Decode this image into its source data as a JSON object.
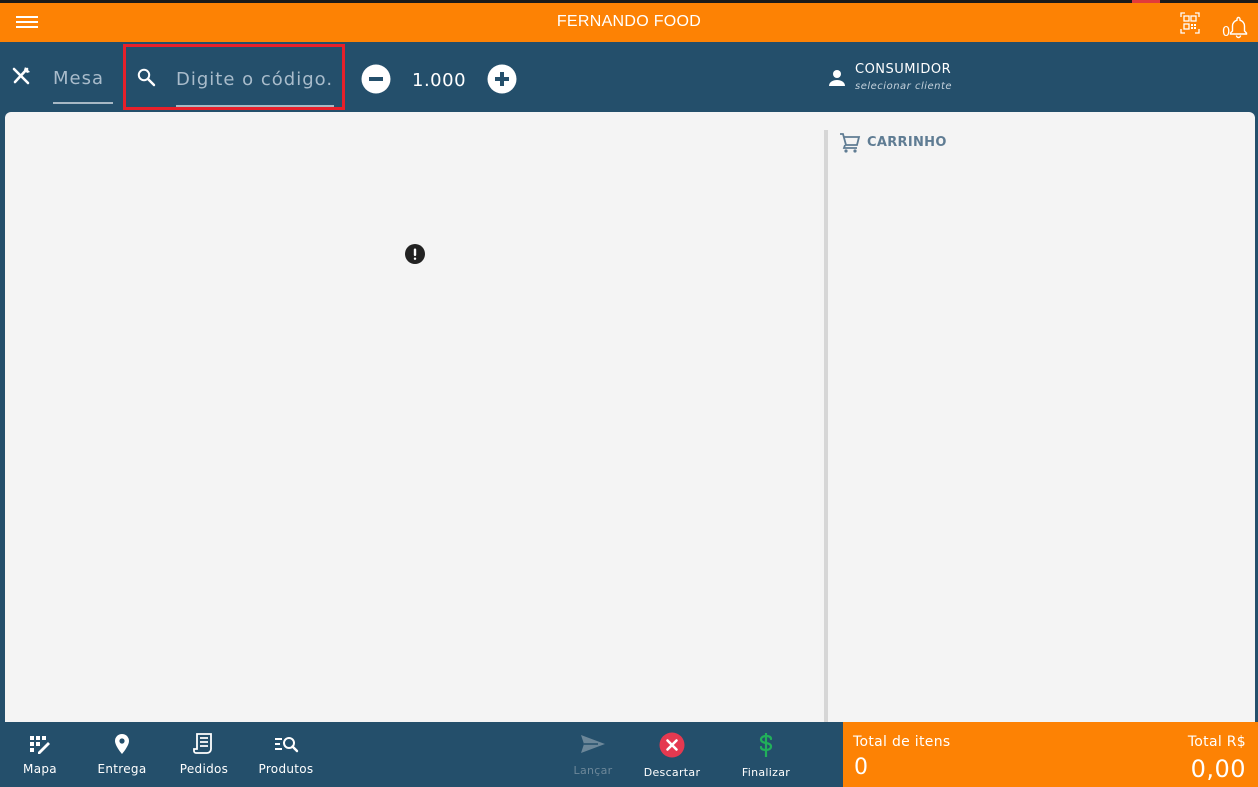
{
  "header": {
    "title": "FERNANDO FOOD",
    "notification_count": "0"
  },
  "toolbar": {
    "mesa_placeholder": "Mesa",
    "search_placeholder": "Digite o código...",
    "quantity": "1.000",
    "customer_label": "CONSUMIDOR",
    "customer_sub": "selecionar cliente"
  },
  "cart": {
    "title": "CARRINHO"
  },
  "bottom_nav": {
    "items": [
      {
        "label": "Mapa",
        "icon": "map-grid-icon"
      },
      {
        "label": "Entrega",
        "icon": "location-pin-icon"
      },
      {
        "label": "Pedidos",
        "icon": "receipt-icon"
      },
      {
        "label": "Produtos",
        "icon": "product-search-icon"
      }
    ],
    "actions": [
      {
        "label": "Lançar",
        "icon": "send-icon",
        "enabled": false
      },
      {
        "label": "Descartar",
        "icon": "discard-icon",
        "enabled": true
      },
      {
        "label": "Finalizar",
        "icon": "dollar-icon",
        "enabled": true
      }
    ]
  },
  "totals": {
    "items_label": "Total de itens",
    "items_value": "0",
    "amount_label": "Total R$",
    "amount_value": "0,00"
  },
  "colors": {
    "primary_orange": "#fd8204",
    "navy": "#244f6b",
    "discard_red": "#e53950",
    "finalize_green": "#21b05a"
  }
}
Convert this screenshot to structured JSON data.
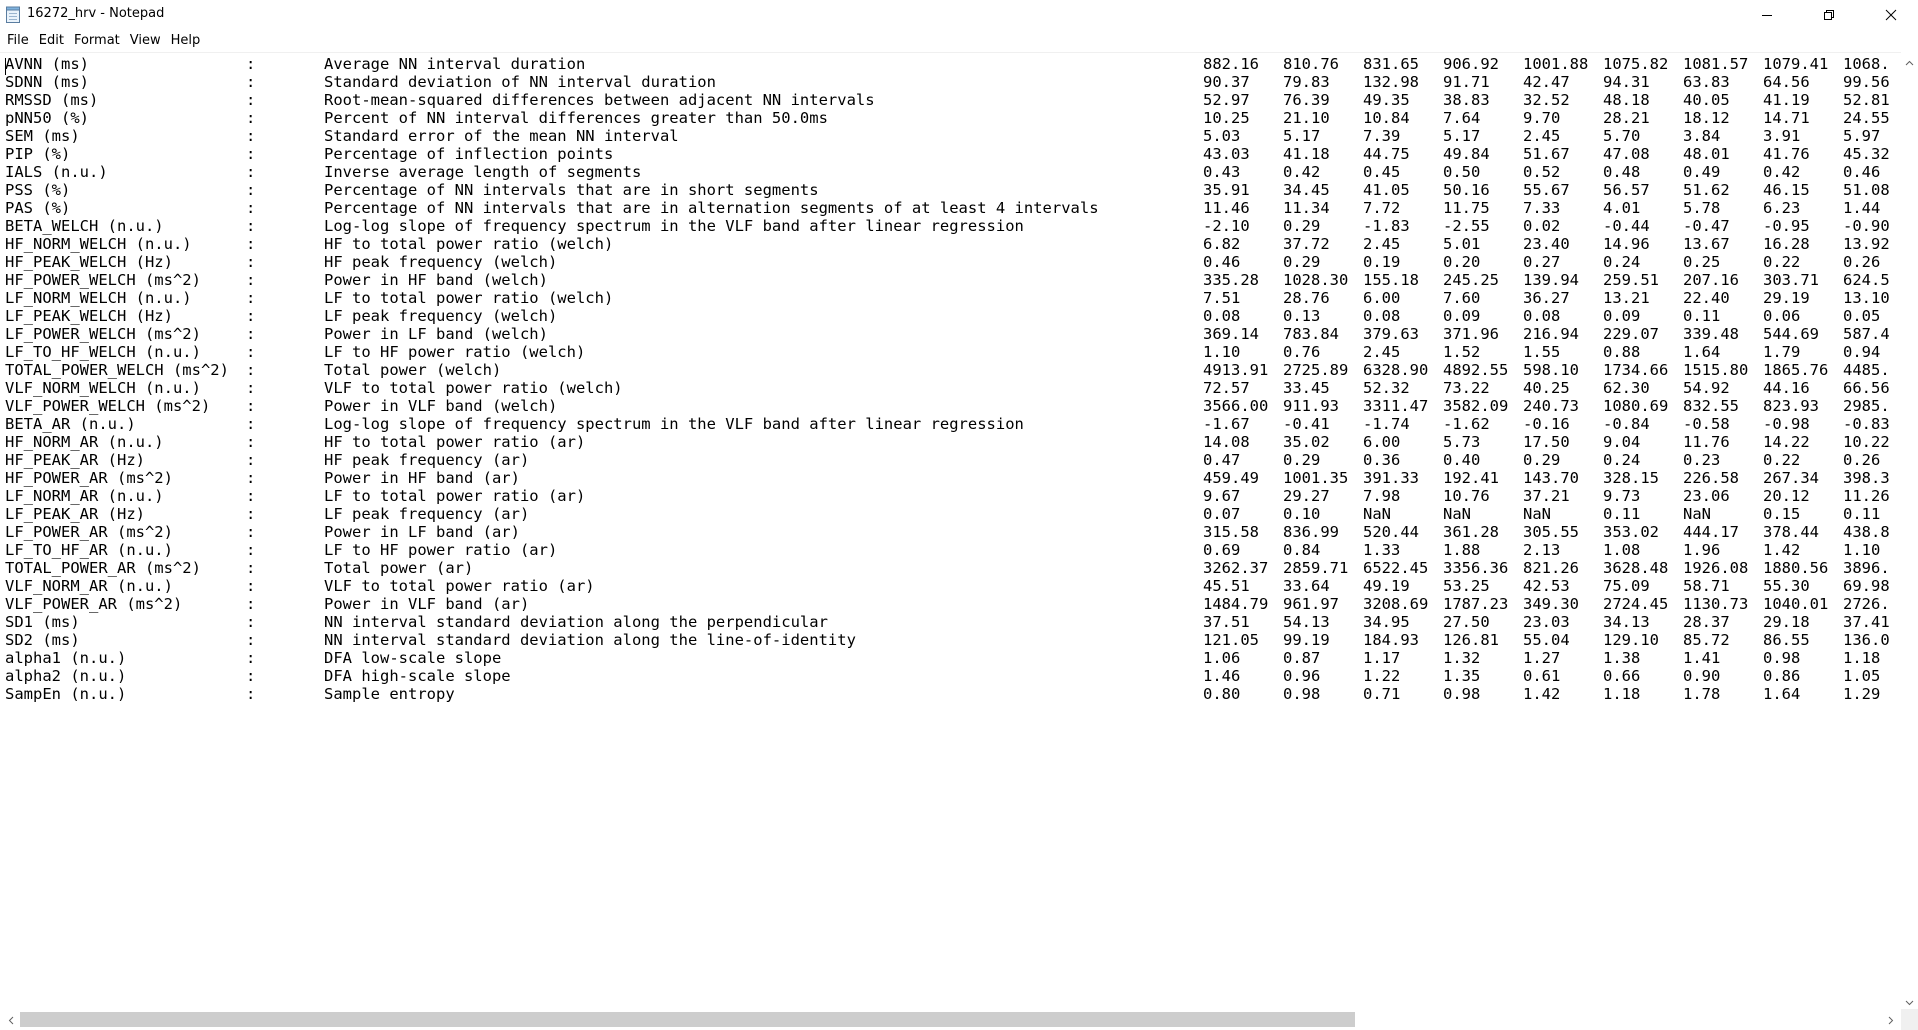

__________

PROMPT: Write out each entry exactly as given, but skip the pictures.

YOUR SOLUTION:
Decode this image into its source data as a JSON object.
{
  "header": {
    "title": "FERNANDO FOOD",
    "notification_count": "0"
  },
  "toolbar": {
    "mesa_placeholder": "Mesa",
    "search_placeholder": "Digite o código...",
    "quantity": "1.000",
    "customer_label": "CONSUMIDOR",
    "customer_sub": "selecionar cliente"
  },
  "cart": {
    "title": "CARRINHO"
  },
  "bottom_nav": {
    "items": [
      {
        "label": "Mapa",
        "icon": "map-grid-icon"
      },
      {
        "label": "Entrega",
        "icon": "location-pin-icon"
      },
      {
        "label": "Pedidos",
        "icon": "receipt-icon"
      },
      {
        "label": "Produtos",
        "icon": "product-search-icon"
      }
    ],
    "actions": [
      {
        "label": "Lançar",
        "icon": "send-icon",
        "enabled": false
      },
      {
        "label": "Descartar",
        "icon": "discard-icon",
        "enabled": true
      },
      {
        "label": "Finalizar",
        "icon": "dollar-icon",
        "enabled": true
      }
    ]
  },
  "totals": {
    "items_label": "Total de itens",
    "items_value": "0",
    "amount_label": "Total R$",
    "amount_value": "0,00"
  },
  "colors": {
    "primary_orange": "#fd8204",
    "navy": "#244f6b",
    "discard_red": "#e53950",
    "finalize_green": "#21b05a"
  }
}
Convert this screenshot to structured JSON data.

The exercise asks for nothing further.